#### Task objective:
Where "JSON" appears in a line of the entries below, that line should be copied.

——

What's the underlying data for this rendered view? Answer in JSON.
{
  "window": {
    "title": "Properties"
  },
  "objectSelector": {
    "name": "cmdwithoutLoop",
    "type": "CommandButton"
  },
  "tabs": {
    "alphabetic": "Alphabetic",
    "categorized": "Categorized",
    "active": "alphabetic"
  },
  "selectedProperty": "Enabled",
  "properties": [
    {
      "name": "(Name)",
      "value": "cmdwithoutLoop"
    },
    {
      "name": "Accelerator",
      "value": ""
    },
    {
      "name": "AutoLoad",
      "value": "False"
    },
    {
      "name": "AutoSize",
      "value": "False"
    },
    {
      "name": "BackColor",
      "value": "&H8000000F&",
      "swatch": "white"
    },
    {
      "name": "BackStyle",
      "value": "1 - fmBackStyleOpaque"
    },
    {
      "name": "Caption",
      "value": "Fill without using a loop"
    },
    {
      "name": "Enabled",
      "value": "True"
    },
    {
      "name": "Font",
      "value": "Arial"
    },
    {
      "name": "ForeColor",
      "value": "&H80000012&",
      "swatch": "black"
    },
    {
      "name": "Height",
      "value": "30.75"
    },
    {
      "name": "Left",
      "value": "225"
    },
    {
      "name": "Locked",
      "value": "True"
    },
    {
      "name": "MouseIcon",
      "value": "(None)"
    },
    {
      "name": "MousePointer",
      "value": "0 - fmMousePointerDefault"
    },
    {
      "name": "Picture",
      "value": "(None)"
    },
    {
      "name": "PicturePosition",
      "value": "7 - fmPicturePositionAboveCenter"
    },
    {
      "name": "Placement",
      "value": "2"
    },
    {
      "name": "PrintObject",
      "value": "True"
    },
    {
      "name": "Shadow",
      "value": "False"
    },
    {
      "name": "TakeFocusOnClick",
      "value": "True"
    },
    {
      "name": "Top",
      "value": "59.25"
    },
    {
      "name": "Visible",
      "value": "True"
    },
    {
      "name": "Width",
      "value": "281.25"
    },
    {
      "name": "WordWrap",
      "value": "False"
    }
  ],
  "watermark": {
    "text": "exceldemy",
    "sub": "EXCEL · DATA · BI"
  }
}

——

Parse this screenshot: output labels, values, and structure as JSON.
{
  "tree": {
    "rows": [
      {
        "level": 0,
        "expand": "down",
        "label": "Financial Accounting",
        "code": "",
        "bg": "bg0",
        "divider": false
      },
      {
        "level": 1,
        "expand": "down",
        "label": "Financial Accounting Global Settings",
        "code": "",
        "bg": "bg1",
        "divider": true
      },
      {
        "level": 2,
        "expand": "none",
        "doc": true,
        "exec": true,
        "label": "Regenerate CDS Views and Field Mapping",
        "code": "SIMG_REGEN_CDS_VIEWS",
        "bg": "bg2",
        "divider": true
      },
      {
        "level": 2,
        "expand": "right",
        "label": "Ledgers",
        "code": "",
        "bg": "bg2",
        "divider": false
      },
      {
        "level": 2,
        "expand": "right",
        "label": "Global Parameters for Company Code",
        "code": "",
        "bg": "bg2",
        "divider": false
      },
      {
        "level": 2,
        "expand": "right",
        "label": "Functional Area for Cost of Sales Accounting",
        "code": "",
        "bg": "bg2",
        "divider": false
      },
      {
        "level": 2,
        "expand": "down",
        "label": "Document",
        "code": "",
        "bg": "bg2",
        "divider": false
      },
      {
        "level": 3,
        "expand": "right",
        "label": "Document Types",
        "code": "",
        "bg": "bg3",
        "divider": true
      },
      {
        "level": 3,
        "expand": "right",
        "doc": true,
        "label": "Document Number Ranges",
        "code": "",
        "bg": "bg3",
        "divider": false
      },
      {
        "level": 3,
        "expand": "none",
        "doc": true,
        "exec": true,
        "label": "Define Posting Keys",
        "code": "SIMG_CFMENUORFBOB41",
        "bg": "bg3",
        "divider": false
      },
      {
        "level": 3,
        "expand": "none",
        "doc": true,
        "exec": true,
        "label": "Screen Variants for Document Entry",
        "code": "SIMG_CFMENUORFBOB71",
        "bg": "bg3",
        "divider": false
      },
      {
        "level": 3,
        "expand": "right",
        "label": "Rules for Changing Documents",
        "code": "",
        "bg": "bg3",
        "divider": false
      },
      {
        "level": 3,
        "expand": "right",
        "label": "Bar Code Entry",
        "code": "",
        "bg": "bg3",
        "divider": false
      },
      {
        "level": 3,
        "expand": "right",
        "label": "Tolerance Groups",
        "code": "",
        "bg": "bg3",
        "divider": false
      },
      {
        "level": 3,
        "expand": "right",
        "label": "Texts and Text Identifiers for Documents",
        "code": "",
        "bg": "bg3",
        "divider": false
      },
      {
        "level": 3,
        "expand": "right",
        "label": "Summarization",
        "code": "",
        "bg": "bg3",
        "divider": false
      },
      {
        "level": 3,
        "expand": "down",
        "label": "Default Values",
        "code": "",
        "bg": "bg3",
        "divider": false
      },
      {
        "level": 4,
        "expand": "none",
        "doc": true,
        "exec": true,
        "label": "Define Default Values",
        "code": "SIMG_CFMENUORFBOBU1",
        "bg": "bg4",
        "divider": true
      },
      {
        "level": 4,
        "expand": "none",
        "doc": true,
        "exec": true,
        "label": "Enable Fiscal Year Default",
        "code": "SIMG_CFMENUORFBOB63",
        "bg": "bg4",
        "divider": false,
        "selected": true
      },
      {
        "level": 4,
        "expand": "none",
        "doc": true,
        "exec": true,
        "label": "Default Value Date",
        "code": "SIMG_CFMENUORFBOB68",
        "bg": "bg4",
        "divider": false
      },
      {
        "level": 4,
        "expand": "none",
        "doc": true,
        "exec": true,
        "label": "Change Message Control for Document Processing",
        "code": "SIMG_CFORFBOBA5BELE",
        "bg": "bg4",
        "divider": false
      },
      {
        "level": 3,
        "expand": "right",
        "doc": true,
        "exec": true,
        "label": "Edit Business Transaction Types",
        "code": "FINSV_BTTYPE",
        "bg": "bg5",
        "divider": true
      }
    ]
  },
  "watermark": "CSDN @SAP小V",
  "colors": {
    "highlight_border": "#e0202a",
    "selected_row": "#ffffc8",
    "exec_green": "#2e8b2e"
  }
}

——

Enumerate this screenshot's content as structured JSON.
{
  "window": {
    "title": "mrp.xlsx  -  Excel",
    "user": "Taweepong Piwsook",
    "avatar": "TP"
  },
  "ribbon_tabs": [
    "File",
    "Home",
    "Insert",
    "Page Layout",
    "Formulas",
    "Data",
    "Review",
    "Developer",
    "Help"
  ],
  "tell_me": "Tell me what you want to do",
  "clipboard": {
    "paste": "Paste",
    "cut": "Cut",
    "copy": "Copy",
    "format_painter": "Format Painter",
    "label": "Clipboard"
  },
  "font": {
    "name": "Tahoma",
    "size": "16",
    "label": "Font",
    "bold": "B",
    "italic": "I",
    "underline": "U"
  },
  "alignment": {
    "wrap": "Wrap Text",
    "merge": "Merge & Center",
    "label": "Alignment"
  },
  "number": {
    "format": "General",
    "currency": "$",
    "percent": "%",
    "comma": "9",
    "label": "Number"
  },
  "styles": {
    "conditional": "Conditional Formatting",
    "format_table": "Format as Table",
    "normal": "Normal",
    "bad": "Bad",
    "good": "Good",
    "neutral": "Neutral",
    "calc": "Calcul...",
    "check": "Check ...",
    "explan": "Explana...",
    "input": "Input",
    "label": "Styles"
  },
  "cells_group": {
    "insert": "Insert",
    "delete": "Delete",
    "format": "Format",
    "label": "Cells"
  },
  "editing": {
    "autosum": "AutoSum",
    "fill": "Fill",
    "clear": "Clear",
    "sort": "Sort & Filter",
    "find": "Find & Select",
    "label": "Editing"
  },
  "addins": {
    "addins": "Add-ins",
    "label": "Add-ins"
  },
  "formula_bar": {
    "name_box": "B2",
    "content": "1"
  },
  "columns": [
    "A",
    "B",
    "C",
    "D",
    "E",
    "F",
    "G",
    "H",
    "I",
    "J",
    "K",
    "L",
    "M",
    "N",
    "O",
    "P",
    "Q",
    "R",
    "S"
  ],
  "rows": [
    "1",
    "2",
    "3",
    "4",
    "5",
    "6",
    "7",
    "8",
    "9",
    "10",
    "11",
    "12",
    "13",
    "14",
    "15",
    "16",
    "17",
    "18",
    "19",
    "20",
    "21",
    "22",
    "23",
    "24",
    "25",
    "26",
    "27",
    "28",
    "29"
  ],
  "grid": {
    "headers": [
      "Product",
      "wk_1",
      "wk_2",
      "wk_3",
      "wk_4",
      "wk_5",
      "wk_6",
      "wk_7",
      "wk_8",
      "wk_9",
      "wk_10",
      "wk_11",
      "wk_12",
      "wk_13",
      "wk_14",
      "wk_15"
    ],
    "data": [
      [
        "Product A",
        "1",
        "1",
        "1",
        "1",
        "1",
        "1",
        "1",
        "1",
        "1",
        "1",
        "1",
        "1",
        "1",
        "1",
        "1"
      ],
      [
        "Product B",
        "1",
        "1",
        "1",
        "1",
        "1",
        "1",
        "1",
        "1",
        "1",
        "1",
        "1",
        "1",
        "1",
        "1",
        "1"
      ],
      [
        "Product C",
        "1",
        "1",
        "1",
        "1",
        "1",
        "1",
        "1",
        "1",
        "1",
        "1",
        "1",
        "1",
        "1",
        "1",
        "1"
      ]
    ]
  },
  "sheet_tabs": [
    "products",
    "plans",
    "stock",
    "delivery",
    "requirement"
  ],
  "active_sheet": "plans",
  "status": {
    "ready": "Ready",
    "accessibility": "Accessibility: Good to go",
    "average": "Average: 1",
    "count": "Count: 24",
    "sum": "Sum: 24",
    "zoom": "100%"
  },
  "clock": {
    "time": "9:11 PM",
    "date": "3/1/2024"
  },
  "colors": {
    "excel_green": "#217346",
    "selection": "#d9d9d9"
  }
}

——

#### Reply to the task:
What's the underlying data for this rendered view? Answer in JSON.
Parse this screenshot: output labels, values, and structure as JSON.
Enumerate this screenshot's content as structured JSON.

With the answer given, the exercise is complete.